[Directions for this task]
Gather every line of the entries that includes the word "Clouds".

*** Dataset Section Begins ***

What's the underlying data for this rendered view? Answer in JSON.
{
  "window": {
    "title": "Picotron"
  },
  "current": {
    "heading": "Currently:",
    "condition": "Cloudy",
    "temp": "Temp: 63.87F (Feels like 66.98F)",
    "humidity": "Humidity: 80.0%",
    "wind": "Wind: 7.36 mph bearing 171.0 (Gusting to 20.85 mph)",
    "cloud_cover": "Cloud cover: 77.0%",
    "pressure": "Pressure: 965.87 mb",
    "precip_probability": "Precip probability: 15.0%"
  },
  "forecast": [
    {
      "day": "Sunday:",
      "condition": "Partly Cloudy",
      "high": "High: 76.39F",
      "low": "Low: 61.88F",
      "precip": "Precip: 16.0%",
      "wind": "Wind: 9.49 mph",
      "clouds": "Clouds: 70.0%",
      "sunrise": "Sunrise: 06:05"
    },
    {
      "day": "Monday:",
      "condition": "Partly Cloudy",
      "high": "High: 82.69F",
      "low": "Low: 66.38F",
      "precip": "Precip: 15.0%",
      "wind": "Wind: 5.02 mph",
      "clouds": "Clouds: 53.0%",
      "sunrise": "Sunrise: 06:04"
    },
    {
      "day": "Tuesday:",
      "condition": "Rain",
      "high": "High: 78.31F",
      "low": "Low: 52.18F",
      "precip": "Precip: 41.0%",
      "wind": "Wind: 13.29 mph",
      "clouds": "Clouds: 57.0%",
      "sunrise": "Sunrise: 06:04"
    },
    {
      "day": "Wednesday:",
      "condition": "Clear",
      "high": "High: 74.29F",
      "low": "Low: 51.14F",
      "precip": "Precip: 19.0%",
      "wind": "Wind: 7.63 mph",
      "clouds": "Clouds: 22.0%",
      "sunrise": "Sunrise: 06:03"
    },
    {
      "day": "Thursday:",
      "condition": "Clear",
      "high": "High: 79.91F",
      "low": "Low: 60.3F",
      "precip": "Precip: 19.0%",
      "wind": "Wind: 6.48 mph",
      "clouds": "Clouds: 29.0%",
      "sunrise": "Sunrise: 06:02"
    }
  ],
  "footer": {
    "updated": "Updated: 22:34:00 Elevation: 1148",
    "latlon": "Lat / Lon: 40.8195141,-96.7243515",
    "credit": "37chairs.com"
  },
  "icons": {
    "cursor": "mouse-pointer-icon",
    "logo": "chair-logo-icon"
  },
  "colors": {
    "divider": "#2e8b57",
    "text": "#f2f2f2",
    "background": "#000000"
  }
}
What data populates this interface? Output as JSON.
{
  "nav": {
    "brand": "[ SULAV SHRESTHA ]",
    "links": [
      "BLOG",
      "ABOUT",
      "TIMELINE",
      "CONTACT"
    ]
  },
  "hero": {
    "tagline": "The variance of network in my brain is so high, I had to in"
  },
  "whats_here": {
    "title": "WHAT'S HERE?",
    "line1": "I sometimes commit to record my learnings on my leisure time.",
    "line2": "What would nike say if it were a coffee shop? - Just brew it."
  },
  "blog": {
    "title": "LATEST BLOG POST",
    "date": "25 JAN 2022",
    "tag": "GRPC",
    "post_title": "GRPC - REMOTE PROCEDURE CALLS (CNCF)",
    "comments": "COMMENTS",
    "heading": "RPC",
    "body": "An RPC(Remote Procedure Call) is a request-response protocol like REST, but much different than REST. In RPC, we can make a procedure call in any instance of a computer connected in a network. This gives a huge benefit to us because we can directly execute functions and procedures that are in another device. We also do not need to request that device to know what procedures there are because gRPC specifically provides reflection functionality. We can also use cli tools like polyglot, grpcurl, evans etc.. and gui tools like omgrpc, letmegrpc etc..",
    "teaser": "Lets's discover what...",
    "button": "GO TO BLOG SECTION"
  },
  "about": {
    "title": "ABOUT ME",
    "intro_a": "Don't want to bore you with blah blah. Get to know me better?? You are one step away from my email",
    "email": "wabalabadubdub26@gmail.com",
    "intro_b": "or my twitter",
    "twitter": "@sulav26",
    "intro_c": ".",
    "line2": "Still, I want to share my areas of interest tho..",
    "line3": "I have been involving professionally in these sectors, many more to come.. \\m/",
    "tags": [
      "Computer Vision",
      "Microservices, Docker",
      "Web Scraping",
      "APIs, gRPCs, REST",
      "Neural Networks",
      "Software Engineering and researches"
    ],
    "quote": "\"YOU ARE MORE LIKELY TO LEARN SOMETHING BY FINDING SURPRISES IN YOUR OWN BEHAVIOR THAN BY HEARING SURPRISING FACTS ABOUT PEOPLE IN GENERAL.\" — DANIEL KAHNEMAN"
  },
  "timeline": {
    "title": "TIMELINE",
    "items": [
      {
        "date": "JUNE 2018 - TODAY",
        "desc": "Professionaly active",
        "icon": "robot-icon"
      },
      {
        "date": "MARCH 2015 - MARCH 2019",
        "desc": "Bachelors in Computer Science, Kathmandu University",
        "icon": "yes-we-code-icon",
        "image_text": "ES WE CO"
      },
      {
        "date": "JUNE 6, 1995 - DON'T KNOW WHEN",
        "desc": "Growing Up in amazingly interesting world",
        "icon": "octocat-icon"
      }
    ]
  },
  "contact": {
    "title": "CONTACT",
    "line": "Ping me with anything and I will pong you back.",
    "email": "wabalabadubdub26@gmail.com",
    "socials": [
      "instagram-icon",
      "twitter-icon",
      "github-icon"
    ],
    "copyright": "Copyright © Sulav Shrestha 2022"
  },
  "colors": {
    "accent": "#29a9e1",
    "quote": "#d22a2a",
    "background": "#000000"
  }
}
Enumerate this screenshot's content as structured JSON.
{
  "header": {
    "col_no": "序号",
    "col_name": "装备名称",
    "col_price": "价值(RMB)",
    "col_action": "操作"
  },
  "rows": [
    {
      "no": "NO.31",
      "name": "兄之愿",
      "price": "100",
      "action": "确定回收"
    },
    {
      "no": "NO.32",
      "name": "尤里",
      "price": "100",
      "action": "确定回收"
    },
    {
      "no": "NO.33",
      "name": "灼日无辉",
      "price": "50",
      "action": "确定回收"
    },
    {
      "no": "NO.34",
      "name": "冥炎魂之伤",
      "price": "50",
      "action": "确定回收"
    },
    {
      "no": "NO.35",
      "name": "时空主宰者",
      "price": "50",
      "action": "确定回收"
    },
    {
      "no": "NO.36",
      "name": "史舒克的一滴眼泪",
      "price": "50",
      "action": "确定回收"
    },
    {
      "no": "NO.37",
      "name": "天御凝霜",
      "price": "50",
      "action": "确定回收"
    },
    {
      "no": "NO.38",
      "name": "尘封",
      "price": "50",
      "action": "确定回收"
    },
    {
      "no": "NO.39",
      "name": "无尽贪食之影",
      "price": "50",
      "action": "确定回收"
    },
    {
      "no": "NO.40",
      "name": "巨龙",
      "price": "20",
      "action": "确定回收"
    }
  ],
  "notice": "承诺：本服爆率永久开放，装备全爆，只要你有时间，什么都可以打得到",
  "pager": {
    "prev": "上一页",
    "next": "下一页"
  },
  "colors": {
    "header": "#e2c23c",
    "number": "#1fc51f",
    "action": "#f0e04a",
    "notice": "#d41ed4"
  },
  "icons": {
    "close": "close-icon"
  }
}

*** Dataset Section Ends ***

[Exercise result]
      "clouds": "Clouds: 70.0%",
      "clouds": "Clouds: 53.0%",
      "clouds": "Clouds: 57.0%",
      "clouds": "Clouds: 22.0%",
      "clouds": "Clouds: 29.0%",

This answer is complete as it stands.